• **WHAT YOU WILL DO**
Find how many lines in this data contain the string "icon". Respond with only that number.

• **EXERCISE INPUT**
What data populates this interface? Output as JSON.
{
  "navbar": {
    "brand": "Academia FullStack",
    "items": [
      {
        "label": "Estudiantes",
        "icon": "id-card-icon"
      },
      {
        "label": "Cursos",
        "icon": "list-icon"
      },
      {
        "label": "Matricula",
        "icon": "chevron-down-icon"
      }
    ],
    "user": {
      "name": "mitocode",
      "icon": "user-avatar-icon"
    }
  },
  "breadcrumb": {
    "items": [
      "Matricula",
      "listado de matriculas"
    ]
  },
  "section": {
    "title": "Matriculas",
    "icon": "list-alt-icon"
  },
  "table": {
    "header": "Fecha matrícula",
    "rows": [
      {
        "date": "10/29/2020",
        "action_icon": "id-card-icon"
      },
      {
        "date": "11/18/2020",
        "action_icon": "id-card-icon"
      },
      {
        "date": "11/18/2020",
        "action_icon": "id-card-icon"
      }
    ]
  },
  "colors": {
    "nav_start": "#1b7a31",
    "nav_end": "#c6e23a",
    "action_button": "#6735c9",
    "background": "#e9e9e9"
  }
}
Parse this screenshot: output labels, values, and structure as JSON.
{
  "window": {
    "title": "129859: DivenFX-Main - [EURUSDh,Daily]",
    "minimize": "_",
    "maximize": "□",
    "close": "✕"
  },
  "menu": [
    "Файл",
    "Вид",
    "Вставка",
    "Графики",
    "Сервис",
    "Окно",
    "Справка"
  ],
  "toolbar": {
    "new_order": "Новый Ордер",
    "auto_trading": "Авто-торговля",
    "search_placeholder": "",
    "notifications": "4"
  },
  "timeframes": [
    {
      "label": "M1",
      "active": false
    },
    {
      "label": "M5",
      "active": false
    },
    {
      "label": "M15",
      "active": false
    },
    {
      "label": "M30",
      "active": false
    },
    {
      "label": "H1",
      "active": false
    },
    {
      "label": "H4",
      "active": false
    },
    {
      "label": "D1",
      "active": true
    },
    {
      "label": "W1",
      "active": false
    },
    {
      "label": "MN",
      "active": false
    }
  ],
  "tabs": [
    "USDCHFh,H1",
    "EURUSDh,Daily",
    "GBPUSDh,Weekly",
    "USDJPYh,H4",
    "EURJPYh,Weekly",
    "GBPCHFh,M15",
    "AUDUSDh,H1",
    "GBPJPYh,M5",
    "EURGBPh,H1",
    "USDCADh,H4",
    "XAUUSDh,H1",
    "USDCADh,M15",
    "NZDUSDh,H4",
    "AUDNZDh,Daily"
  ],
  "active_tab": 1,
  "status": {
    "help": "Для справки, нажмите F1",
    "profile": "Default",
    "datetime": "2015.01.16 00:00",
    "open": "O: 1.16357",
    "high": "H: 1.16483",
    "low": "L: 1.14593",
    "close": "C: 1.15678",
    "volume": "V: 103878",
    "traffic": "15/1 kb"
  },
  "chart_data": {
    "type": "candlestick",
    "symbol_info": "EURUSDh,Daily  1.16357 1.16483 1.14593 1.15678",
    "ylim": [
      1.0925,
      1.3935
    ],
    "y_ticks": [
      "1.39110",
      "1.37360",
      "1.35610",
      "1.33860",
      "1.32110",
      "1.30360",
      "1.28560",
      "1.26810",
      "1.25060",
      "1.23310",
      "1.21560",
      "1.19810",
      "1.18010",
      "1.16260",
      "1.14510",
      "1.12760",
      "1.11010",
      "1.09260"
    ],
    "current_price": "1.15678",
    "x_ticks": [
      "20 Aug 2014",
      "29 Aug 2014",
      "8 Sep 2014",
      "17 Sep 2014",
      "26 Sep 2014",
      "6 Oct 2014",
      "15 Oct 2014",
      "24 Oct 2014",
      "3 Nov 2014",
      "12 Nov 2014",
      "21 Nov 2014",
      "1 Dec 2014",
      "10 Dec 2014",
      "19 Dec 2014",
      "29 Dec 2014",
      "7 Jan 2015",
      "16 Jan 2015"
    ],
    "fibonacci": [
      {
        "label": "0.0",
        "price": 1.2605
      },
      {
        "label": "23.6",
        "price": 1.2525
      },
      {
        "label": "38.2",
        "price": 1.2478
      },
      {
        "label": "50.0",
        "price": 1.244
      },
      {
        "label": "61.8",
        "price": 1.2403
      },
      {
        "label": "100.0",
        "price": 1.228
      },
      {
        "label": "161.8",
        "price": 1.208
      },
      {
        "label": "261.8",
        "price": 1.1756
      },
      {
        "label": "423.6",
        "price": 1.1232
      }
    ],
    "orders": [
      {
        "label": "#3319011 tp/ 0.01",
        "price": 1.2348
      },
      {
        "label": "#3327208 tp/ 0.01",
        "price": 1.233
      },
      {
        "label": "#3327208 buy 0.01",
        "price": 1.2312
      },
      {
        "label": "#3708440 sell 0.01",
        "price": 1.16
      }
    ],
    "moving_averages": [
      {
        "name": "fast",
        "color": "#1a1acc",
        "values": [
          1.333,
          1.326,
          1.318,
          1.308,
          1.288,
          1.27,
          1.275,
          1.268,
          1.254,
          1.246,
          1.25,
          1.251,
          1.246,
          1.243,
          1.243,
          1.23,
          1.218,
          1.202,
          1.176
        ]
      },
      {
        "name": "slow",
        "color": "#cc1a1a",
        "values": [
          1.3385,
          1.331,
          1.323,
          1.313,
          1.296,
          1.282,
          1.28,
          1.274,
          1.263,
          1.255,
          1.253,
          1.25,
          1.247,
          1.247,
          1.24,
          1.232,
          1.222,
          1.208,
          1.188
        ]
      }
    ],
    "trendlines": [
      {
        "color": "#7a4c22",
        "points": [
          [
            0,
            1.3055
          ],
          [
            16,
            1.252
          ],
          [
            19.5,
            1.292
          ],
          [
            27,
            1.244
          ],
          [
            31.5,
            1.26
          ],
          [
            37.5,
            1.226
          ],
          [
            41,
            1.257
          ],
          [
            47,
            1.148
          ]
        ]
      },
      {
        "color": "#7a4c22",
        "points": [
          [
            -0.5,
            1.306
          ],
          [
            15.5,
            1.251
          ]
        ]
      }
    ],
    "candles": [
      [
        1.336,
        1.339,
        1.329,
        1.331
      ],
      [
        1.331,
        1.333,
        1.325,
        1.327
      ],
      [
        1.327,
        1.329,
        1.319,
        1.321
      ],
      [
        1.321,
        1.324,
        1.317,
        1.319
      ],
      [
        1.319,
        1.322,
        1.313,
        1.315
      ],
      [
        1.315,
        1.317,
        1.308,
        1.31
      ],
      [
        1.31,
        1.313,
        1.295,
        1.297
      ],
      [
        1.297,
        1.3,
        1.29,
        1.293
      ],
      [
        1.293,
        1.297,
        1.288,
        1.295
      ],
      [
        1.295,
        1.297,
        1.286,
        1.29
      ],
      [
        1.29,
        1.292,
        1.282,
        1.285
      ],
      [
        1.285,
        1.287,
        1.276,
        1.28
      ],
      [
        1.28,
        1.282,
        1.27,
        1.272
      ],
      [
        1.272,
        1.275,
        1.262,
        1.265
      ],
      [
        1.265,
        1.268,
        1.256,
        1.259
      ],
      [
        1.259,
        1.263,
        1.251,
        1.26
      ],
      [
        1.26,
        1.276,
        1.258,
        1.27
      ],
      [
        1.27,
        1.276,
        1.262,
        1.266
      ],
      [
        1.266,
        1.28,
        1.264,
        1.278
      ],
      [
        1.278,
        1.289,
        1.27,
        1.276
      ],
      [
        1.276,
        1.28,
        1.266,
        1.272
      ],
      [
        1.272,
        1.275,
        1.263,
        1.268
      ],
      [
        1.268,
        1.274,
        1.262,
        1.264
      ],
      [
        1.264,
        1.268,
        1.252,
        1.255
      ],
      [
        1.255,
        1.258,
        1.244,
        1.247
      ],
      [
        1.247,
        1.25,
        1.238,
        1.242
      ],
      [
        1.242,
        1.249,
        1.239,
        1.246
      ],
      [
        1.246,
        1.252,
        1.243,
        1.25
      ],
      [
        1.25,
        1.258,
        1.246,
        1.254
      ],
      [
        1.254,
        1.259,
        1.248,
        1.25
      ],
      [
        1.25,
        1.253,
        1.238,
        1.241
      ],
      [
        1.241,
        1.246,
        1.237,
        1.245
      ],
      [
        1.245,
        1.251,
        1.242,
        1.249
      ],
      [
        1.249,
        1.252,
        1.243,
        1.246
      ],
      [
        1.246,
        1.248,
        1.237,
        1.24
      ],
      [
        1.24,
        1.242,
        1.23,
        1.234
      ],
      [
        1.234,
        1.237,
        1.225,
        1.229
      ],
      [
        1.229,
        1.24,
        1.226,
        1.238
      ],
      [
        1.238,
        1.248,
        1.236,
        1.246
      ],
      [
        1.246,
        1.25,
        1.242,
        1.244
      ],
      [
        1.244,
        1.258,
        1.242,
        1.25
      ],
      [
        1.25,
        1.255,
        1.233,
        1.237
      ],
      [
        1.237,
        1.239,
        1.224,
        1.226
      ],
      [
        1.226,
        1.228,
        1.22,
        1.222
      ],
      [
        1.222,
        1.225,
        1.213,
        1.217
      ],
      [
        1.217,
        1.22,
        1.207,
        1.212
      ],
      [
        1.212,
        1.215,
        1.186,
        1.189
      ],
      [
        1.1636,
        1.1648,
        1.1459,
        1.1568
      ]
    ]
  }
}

• **REPLY**
8